JEFFREY BROWN: Well, that's interesting, but generally speaking, in the time you've been there, you've had a fair amount of freedom for the kind of people or businesses you can talk to, but now you sense something different, a little bit more awareness of that spotlight that I mentioned?
SCOTT TONG: Well, legally, the rules have actually opened up for journalists, foreign journalists in China. A couple of years ago, you had to get permission from the local jurisdiction to go there and request to interview people. And now we can go, and so long as somebody says, "I'll talk to you," we're allowed to interview them.
So on paper, that's been relaxed, and that's resulted in a lot of good things for foreign journalists. But in reality, whenever a topic is seen as not so great for the image of China -- and people just tend to know that -- then the instinct kind of kicks in.
So that happened. Last year, there was an instance of slave labor. There was, of course, the Tibet incident and then the torch relay. And now we have the Olympics. And this is another one of those moments that everything has to go right and, "We don't want to talk to you right now, just in case something goes wrong."
China's tumultuous year
JEFFREY BROWN: And how is the government preparing for that? I mean, we hear now about various crackdowns. Can you see more of a kind of sense of security out there? Are they watching you more carefully? Are they watching foreigners come in? Are they watching their own people more carefully?
SCOTT TONG: I moved to China a year-and-a-half ago. And one of the first persons I talked to who kind of was my housing agent to help me find houses, she said, "You hardly ever see guns in China." And that's true. It's surprising to maybe a lot of North Americans that you just don't see it.
So it's free in a lot of ways on the surface. And now, if you go into certain parts of Beijing, you see soldiers with rifles over their shoulders. So there's that. And on the subways, there are bomb-sniffing dogs down in Shanghai, which is not the hub of the Olympics. So a lot of these new things are being set up, so there's the security apparatus.
As far as how are they going to deal with protests or something getting out of hand, that's kind of the bad-news scenario whoever you talk to. You have these combustible elements of 20,000 foreign journalists all trying to get some story there and TV cameras rolling and the sense from the central government that everything has to go right.
And then, if you kind of add on top of this some protestor or someone who wants to gain attention or to be obnoxious, then something could go wrong. And this has been a tumultuous year in China. So a lot of people...
JEFFREY BROWN: And after the earthquake, of course, we had this very -- at least the veneer of a more openness, but you're saying that's weighed -- or it's sort of it's that versus that old, more controlled China that we're more familiar with?
SCOTT TONG: A lot of people talk about confident China and fragile China, as a country and for individual people. My former intern used to say, 'Why doesn't China seem more confident? Why don't I seem more confident?'

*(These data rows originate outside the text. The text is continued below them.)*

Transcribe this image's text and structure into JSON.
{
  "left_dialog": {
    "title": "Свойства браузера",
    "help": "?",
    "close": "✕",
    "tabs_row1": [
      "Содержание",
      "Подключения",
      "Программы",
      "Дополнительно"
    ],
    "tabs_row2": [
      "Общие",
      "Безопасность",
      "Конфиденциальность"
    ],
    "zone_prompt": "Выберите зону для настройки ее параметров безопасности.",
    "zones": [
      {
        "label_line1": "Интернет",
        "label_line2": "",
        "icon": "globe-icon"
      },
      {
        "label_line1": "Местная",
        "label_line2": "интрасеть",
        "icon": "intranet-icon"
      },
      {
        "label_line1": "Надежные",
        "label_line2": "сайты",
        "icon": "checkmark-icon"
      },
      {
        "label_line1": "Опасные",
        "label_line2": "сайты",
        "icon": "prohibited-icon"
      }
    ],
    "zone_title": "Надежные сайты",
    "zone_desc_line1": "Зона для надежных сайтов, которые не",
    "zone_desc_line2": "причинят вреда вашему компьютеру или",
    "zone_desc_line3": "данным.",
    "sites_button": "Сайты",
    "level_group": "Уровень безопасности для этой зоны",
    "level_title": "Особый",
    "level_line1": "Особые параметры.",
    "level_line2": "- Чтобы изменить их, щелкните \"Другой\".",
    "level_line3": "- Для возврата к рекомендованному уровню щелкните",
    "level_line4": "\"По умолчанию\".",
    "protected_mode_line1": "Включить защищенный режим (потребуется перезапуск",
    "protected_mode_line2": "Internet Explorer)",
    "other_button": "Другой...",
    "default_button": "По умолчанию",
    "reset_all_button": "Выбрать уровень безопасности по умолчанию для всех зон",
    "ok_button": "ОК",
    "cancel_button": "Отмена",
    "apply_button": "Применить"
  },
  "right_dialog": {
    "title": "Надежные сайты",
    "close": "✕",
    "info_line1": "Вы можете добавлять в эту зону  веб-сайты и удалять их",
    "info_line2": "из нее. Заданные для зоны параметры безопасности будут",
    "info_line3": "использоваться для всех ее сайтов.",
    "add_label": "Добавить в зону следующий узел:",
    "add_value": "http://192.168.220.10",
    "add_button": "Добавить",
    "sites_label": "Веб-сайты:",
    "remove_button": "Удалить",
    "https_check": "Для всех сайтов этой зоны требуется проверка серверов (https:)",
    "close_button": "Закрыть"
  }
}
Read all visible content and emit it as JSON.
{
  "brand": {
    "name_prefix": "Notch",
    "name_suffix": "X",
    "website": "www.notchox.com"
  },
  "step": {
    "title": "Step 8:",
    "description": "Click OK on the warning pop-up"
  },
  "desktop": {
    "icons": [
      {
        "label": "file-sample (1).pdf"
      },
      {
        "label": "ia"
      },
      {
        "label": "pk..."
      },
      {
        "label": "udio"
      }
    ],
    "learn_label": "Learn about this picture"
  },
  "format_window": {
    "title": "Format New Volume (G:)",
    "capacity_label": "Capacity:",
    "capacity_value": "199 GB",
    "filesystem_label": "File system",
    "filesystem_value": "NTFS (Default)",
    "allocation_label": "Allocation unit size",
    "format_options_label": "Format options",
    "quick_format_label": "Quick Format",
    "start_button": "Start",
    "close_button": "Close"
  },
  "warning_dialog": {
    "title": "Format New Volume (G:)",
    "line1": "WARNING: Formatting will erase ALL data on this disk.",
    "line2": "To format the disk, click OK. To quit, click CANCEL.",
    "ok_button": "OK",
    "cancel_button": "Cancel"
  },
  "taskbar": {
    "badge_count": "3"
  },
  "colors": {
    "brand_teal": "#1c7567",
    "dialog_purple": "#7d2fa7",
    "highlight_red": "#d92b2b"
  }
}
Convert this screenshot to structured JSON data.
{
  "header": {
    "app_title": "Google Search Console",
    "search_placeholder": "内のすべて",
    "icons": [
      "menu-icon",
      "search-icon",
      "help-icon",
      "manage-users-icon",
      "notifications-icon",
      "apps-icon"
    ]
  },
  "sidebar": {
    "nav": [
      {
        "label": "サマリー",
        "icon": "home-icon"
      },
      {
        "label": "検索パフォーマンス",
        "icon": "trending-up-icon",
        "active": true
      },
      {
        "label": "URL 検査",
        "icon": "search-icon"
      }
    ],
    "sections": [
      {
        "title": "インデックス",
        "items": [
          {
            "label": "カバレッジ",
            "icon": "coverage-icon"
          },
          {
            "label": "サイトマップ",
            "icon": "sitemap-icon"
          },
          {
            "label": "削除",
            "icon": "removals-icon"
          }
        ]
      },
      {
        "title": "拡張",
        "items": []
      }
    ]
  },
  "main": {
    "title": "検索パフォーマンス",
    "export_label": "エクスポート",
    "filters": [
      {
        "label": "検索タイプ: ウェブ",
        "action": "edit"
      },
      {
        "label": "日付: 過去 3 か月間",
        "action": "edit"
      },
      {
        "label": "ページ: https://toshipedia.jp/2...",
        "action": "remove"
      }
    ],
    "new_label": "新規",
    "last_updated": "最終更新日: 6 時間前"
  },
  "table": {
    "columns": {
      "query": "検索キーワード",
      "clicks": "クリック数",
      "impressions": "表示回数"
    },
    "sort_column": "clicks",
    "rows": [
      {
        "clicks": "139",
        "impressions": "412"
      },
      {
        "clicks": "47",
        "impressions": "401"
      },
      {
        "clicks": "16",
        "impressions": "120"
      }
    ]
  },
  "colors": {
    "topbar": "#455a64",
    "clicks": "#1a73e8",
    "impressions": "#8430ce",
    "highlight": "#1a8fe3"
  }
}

And during the earthquake, that confidence came out. We opened ourselves to the world and we came together. And then, with a lot of the crackdowns, it seems like maybe the more fragile China is upon us. And during the Olympics, we'll have to see where that goes.
JEFFREY BROWN: OK. Scott Tong from 'Marketplace,' it's nice to have you back here.
SCOTT TONG: Jeff, nice to talk to you.
JEFFREY BROWN: Thanks.
JIM LEHRER: And you can ask Scott Tong about the lead-up to the Beijing Olympics on our Web site. Just go to PBS.org.